Material to process ▸
____

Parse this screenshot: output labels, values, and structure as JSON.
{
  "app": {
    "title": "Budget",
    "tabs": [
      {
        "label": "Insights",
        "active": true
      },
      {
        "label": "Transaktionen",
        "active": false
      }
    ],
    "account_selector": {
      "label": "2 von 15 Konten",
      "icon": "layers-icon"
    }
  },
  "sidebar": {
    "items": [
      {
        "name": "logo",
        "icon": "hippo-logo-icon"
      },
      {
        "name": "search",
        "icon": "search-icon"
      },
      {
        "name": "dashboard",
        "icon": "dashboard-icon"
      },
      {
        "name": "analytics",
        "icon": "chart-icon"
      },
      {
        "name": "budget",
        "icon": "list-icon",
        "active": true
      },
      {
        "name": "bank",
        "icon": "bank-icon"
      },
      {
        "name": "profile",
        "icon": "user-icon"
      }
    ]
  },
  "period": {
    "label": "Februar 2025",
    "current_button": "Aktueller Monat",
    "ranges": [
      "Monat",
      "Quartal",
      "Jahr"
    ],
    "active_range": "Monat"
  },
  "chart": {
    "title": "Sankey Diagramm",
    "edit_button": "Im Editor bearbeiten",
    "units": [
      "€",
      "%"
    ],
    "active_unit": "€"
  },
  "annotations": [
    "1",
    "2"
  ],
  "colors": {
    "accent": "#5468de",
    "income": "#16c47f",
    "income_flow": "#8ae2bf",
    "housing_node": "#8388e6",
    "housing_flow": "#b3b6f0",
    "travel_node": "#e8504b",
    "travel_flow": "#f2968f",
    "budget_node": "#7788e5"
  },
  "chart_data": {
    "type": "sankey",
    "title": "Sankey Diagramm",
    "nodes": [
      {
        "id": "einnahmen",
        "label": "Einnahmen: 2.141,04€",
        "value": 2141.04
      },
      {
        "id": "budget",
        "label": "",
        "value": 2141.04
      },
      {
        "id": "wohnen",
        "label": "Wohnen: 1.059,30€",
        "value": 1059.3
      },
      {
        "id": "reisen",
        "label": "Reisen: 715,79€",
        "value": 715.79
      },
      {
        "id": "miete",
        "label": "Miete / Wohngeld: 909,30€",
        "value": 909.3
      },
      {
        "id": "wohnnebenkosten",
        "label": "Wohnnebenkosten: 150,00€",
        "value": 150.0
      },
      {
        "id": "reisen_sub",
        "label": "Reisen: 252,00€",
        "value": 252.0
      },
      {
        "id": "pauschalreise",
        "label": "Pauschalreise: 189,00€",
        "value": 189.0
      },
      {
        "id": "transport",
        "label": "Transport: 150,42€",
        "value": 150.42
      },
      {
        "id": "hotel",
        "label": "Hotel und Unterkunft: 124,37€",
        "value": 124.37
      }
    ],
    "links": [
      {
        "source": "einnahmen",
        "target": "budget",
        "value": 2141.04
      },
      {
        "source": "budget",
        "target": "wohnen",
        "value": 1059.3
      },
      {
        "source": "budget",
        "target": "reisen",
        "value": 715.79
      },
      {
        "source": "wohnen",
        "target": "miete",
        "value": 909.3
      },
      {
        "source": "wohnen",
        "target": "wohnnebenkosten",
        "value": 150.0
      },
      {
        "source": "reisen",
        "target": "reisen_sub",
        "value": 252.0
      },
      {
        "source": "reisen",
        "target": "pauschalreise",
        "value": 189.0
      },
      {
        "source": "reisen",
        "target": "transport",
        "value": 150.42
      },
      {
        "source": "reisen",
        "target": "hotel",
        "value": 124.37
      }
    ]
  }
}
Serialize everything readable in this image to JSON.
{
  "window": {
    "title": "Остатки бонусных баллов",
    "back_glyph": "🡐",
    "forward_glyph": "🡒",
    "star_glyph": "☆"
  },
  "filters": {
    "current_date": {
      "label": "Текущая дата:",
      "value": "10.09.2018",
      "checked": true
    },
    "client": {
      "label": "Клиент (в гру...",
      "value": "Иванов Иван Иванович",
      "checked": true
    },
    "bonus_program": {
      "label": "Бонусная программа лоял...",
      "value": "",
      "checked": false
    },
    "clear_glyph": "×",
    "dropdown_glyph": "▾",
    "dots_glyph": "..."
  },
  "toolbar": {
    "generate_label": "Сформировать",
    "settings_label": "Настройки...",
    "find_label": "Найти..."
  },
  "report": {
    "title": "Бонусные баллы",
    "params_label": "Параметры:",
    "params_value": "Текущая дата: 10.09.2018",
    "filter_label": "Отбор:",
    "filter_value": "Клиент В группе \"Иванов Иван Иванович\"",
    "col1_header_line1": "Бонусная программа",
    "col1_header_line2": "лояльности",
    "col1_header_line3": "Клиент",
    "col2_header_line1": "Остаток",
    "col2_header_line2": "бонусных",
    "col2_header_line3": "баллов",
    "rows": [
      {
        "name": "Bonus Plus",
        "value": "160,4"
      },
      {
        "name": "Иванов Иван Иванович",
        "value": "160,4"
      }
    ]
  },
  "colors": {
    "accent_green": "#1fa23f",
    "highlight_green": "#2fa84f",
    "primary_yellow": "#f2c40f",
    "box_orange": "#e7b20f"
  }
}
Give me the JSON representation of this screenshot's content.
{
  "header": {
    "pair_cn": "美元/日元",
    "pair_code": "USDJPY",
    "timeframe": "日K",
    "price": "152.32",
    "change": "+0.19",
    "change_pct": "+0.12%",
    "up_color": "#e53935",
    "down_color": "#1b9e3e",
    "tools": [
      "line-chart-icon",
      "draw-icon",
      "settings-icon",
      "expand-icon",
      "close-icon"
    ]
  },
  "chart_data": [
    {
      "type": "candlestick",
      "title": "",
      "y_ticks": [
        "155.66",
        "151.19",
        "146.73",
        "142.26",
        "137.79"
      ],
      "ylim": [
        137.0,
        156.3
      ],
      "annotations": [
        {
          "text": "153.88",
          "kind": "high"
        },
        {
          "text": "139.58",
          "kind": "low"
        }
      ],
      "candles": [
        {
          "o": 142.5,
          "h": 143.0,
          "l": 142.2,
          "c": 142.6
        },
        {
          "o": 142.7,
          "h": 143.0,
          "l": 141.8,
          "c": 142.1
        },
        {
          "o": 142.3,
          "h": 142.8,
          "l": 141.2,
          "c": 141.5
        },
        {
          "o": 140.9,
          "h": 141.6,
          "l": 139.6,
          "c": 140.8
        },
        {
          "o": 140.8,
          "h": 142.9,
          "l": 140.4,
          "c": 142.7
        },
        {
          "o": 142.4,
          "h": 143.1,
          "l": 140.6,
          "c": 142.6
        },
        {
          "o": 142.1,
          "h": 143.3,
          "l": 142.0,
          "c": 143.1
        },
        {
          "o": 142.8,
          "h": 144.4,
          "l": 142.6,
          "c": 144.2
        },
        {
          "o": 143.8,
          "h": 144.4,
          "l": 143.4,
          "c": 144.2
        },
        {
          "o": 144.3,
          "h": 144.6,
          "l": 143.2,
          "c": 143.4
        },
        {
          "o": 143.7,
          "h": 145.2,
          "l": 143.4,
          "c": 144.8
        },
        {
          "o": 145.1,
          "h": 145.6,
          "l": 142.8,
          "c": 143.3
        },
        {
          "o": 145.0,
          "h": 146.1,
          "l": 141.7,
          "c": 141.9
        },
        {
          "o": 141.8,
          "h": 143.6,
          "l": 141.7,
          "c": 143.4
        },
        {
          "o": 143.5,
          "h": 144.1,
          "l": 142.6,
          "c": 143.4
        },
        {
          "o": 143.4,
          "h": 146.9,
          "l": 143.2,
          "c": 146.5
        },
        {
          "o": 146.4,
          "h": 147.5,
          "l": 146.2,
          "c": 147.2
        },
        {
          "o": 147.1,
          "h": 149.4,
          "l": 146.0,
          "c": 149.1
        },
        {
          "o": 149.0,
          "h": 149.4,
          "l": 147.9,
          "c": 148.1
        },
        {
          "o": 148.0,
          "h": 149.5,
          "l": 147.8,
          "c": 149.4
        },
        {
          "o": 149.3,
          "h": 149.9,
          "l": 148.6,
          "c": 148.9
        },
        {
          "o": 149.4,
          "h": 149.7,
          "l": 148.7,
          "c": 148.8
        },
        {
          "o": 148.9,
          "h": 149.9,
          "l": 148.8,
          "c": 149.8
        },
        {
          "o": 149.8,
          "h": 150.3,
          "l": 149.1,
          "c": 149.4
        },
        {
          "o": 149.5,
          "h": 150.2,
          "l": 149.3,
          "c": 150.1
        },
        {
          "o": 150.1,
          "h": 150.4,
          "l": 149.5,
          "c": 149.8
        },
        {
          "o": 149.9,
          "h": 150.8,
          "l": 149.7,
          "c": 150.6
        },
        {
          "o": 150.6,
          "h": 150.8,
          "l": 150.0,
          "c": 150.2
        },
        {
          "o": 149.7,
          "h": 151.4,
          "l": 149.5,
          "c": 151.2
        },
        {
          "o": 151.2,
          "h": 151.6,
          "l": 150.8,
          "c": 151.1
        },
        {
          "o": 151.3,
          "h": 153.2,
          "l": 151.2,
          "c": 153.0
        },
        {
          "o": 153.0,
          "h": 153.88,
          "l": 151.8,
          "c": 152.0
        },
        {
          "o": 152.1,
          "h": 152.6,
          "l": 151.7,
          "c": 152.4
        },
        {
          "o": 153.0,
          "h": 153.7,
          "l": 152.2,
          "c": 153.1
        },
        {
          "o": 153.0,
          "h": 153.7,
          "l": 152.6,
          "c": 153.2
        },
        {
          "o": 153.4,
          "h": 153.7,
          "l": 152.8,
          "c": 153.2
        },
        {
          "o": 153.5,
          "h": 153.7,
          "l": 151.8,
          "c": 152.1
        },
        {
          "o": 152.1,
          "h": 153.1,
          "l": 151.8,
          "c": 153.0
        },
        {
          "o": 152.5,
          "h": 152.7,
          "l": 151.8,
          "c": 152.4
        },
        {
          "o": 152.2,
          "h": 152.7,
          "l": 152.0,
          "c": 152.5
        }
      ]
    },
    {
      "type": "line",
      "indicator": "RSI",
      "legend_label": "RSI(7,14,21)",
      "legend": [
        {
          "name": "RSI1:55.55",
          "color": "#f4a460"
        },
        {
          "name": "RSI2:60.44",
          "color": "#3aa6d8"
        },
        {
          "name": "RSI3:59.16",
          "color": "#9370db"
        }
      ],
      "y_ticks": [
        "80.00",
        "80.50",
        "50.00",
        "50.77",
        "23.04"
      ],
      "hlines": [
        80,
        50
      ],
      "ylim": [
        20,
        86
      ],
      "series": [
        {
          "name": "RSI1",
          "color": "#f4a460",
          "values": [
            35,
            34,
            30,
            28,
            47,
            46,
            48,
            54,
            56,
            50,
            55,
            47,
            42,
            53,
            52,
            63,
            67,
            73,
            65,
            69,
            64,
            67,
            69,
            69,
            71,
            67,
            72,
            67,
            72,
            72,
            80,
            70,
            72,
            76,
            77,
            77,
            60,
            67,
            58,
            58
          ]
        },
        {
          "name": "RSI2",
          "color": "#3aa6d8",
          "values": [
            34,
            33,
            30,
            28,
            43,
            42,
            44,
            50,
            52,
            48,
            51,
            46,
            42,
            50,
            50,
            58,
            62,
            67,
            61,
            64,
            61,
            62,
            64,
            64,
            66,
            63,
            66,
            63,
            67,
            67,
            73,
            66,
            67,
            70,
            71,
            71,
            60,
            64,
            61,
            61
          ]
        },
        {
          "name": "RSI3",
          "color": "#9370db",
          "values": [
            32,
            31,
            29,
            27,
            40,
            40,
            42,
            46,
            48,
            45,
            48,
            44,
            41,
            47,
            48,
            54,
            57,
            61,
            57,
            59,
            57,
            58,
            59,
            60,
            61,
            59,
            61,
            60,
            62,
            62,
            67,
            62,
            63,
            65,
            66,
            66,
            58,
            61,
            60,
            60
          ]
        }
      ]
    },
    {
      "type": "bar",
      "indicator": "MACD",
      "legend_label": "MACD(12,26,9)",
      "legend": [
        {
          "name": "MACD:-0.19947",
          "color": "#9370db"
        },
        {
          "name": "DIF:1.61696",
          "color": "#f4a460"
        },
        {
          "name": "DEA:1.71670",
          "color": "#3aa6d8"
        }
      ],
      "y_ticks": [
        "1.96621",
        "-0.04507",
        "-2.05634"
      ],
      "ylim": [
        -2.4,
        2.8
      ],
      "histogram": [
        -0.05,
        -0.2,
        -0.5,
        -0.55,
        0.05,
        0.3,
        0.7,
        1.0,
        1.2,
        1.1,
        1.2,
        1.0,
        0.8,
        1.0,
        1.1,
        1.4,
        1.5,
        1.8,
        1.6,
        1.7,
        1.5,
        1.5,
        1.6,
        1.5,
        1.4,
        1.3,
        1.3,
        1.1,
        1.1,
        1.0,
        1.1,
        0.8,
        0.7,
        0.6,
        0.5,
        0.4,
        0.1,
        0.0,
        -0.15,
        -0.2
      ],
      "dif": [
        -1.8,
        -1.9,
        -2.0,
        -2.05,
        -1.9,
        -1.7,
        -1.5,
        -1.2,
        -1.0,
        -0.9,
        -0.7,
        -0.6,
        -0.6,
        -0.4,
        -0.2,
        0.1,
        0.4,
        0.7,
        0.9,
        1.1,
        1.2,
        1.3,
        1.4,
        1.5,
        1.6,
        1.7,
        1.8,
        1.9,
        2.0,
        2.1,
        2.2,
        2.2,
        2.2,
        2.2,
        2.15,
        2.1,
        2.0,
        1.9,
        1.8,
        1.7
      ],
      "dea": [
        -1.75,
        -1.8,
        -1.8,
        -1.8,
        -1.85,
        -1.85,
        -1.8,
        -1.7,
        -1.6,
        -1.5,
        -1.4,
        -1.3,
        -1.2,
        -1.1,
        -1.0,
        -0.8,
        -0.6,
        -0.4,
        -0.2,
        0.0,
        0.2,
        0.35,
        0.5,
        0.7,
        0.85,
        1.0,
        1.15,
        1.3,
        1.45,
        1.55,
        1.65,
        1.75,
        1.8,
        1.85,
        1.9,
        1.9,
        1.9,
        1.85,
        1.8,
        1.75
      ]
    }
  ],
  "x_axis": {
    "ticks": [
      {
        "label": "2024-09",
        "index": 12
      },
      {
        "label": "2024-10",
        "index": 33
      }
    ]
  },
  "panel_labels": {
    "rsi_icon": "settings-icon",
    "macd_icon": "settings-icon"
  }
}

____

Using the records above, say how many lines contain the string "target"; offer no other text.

Expected output ▸ 9